Inside the warm brick interior of Posto Pubblico, baskets of these vegetables rest on the bar revealing their farm-to-table approach. Darling explains, 'The further away you get from the produce's ripening stage, the less flavour it has.' Yet the pair avoid branding their restaurants as part of the sustainable food movement. 'You won't see it necessarily flashed on the menus. We don't stick it in people's faces that we use local organic ingredients,' he says. At heart, Spina and Darling are two friends who sought to bring the culinary traditions of their childhood to Hong Kong.

Coming from a large Italian family, Spina had 25 cousins and Darling was automatically counted as one of them. They both did stints as waiters in Spinas' grandparents' restaurants, established in the forties. When their shifts finished, the pair would spend hours in similar neighbourhood joints or osterias.
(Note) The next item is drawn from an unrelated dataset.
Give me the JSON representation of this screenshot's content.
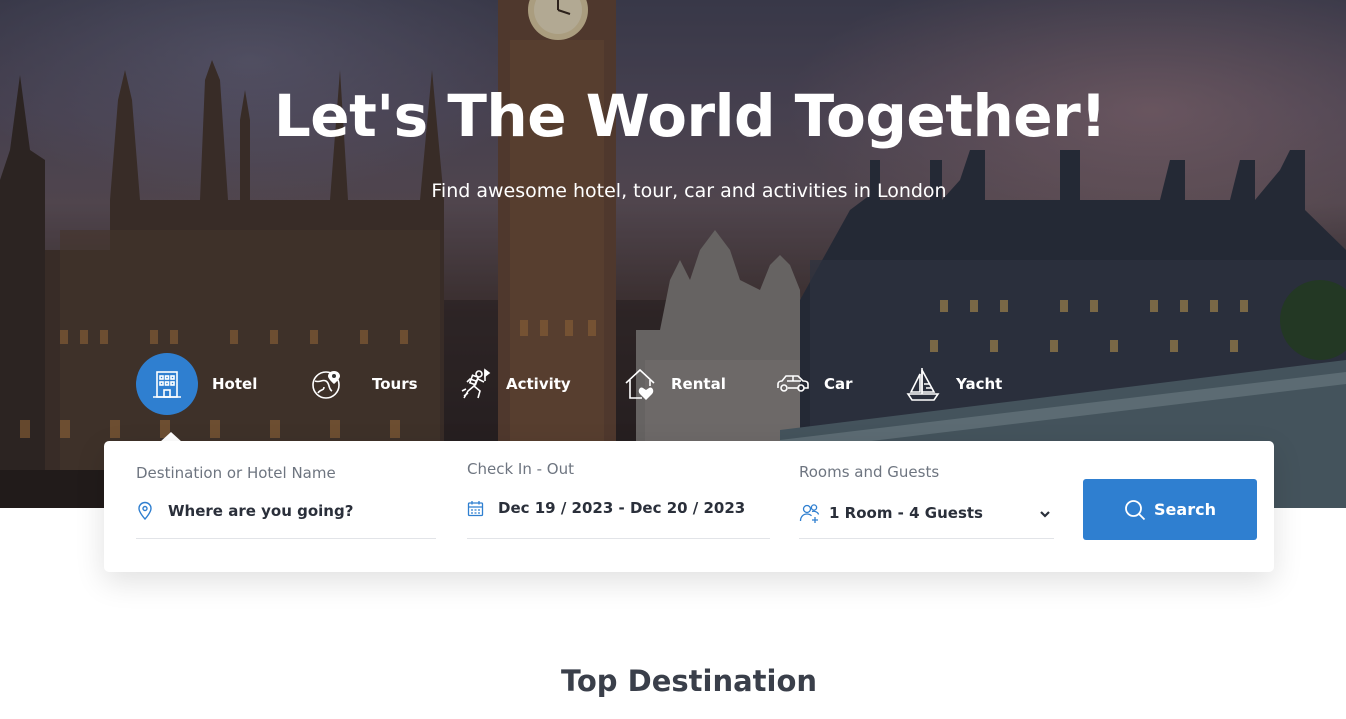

Posto Pubblico literally translates to public place, as they wanted their restaurant to share the communal atmosphere of old-school osterias.
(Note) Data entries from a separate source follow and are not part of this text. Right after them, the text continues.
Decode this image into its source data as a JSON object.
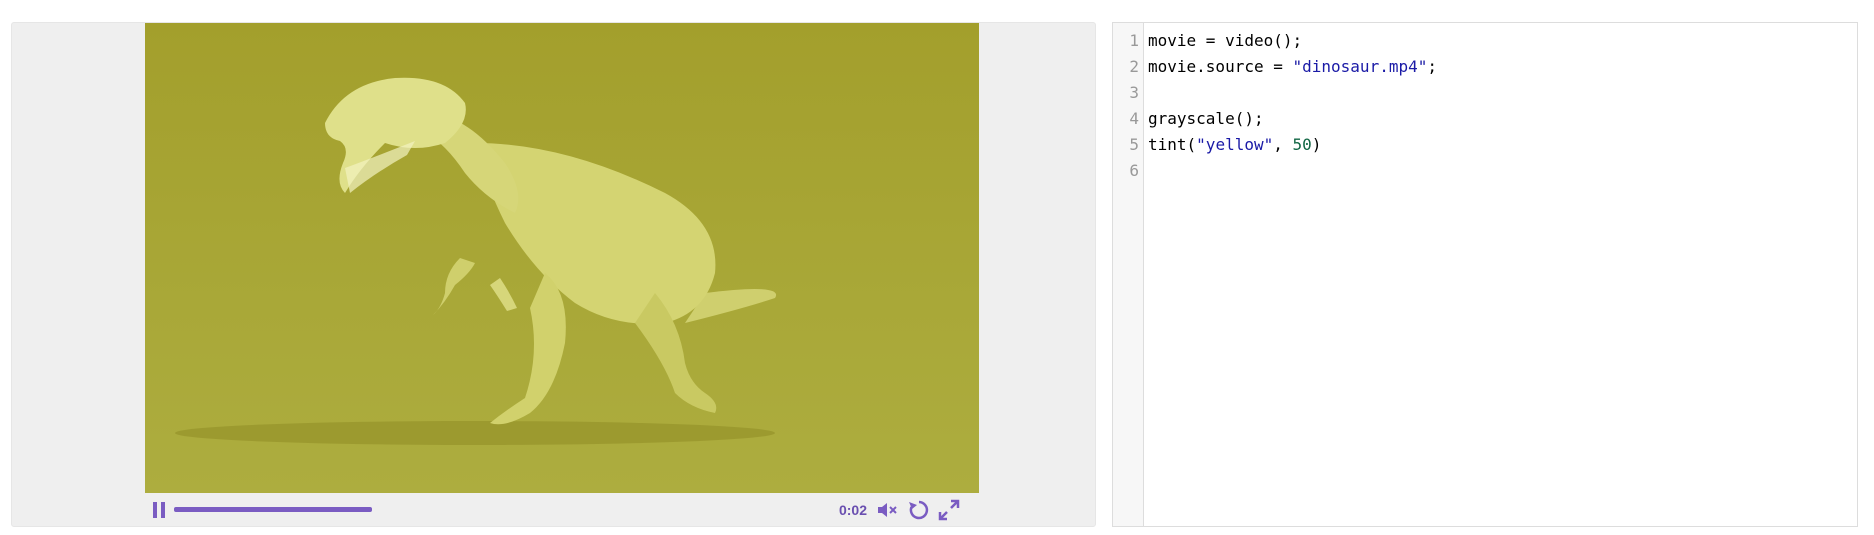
{
  "player": {
    "time_label": "0:02",
    "progress": 0.38,
    "accent_color": "#7a5cc2",
    "tint_color": "#a9a838",
    "icons": {
      "pause": "pause-icon",
      "mute": "mute-icon",
      "replay": "replay-icon",
      "fullscreen": "fullscreen-icon"
    }
  },
  "editor": {
    "lines": [
      {
        "num": "1",
        "parts": [
          {
            "t": "movie = video();",
            "c": "plain"
          }
        ]
      },
      {
        "num": "2",
        "parts": [
          {
            "t": "movie.source = ",
            "c": "plain"
          },
          {
            "t": "\"dinosaur.mp4\"",
            "c": "str"
          },
          {
            "t": ";",
            "c": "plain"
          }
        ]
      },
      {
        "num": "3",
        "parts": []
      },
      {
        "num": "4",
        "parts": [
          {
            "t": "grayscale();",
            "c": "plain"
          }
        ]
      },
      {
        "num": "5",
        "parts": [
          {
            "t": "tint(",
            "c": "plain"
          },
          {
            "t": "\"yellow\"",
            "c": "str"
          },
          {
            "t": ", ",
            "c": "plain"
          },
          {
            "t": "50",
            "c": "num"
          },
          {
            "t": ")",
            "c": "plain"
          }
        ]
      },
      {
        "num": "6",
        "parts": []
      }
    ]
  }
}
Although new to Hong Kong, the concept hit the ground running. Posto Pubblico became one of the city's most talked about restaurants and places to be seen. Meanwhile, Darling and Spina were thrilled to be reviving memories of their youth: 'We could play 90s hip hop music which is what we grew up listening to when we went around the city just being typically misbehaved - veal meatballs with Biggie Smalls playing in the background was a big part of growing up,' says Darling.

'That's what keeps it special to this day, that we can go in there and instil that in our staff,' adds Spina who describes their approach as counter-culture. While many of their peers in the industry impose a 10 per cent service charge, Spina and Darling decided to buck the trend. Their restaurants have no add-on service charge, which they believe fosters hospitality. By allowing waiters to earn their own tips, they are motivated to provide better service. Although many presume that Hongkongers are reluctant to tip, the numbers prove otherwise. The waiters in Posto Pubblico earn an average of HK$30,000 per month, approaching double the salary of some managers.
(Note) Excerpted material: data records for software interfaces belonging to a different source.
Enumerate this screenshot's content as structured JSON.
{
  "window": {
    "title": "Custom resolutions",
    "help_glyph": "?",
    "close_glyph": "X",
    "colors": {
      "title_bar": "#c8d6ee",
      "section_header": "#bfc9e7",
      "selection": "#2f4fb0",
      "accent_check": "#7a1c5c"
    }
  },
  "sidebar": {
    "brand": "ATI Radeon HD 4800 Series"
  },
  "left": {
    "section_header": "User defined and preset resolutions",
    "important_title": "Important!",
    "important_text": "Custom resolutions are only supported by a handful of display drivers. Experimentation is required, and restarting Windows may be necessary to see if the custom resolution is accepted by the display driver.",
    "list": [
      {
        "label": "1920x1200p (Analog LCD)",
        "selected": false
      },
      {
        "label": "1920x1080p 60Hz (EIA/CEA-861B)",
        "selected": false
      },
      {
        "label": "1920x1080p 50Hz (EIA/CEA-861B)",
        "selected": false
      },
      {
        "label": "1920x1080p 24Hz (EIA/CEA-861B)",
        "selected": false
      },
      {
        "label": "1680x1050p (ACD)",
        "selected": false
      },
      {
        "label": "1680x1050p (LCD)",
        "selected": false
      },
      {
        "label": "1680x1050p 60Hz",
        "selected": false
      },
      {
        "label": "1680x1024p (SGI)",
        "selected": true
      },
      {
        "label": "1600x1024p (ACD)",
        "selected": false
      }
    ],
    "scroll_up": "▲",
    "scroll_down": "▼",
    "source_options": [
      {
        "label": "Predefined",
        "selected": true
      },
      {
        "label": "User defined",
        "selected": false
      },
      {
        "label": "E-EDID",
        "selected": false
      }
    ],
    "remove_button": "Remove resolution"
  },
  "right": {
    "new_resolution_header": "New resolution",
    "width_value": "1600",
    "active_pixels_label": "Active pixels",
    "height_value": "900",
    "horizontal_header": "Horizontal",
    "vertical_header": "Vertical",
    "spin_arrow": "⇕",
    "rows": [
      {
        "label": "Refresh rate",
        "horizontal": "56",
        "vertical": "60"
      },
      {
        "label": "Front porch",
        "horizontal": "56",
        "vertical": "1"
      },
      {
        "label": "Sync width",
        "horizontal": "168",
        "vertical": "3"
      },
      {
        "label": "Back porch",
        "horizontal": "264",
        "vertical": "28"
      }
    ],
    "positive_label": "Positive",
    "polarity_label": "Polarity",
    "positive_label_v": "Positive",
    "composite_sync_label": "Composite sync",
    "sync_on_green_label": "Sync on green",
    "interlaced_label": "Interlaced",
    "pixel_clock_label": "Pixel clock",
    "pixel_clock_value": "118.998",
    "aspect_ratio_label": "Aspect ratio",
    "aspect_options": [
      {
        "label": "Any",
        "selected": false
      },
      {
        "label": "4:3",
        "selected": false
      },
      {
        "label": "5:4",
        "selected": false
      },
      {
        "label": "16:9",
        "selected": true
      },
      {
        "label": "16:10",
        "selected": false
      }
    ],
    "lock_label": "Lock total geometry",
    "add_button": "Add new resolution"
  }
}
Between Darling's prior experience at the Pure Group and Wagyu Restaurant and Spinas' knowledge of Italian heritage cuisine, the pair know their territory. A keen eye on the market led them to come up with Linguini Fini, Posto Pubblico's cheaper cousin. Their customer base was so strong that they were able to dispense with a formal reservation system and implement a first come, first served policy. What they term a 'premium casual' restaurant, it offers freshly made pasta and quality ingredients at a low price. Added innovations included pastas inspired by local ingredients such as dried shrimp or Chinese olive.

While they admit that the cost of land in Hong Kong puts a premium on their organic produce, Spina and Darling keep costs down by managing portions and wastage.

'If you look at the economics of that business compared to a lot of other similar concepts, you'll find pound for pound its up there on the top,' says Darling. 'We have a higher food cost than competitors but we believe in investing in our customers today in order to see return tomorrow.'